There is often a drip or overflow in the dispensing process. The apparatus provides for means to catch these drips and overflows so as to keep the environment clean and dry. A recessed area 20 below where the outlets 9 will be positioned has perforations 19 through which the waste liquid will flow. A receiving pan 21 mounted on the second face 51 receives the waste liquid. The pan 21 is provided with an outlet 22 to which a waste receiving bag 23 may be removably connected.
An aperture 25 in the panel is large enough to permit access to retrieve items such as cooling cans and bottles. It also permits access to add or remove ice as desired. The aperture 25 is covered by removable cover 26.
A source of drinking vessels such as cups or glasses may optionally be provided with the bar. A tubular container 32 has a closed bottom 34, an open top 33, and a lip 35 so that it can rest in an aperture 36 in the panel 5. The drinking vessels will be at hand and safely concealed. The container 32 should be removed before inverting the panel for transport.
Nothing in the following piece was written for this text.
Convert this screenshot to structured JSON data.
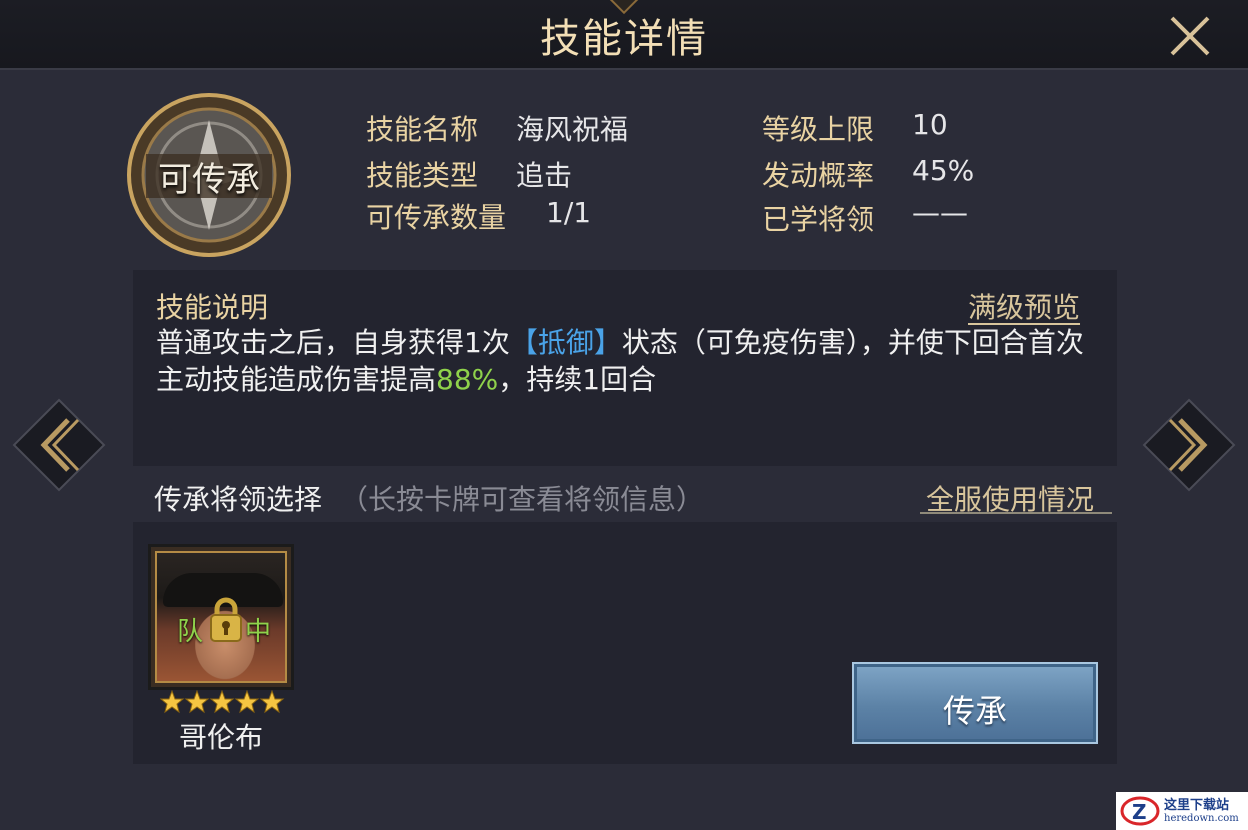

The panel 5 may be lifted out of the cooler 2, inverted and replaced on the inner shoulder 3 of the cooler, as best seen in FIGS. 2 and 4, with the second face uppermost. The insulated cover 4 may then be closed to prevent ice melting and provide for a more convenient and secure storage and/or transport.
A skirt 35 may be provided that covers the sides of the cooler. It may be decorative and embellished with logos, advertising, and the like.
While we have shown and described the preferred embodiments of our invention, it will be understood that the invention may be embodied otherwise than as herein specifically illustrated or described, and that certain changes in form and arrangement of parts and the manner of practicing the invention may be made within the underlying idea or principles of the invention.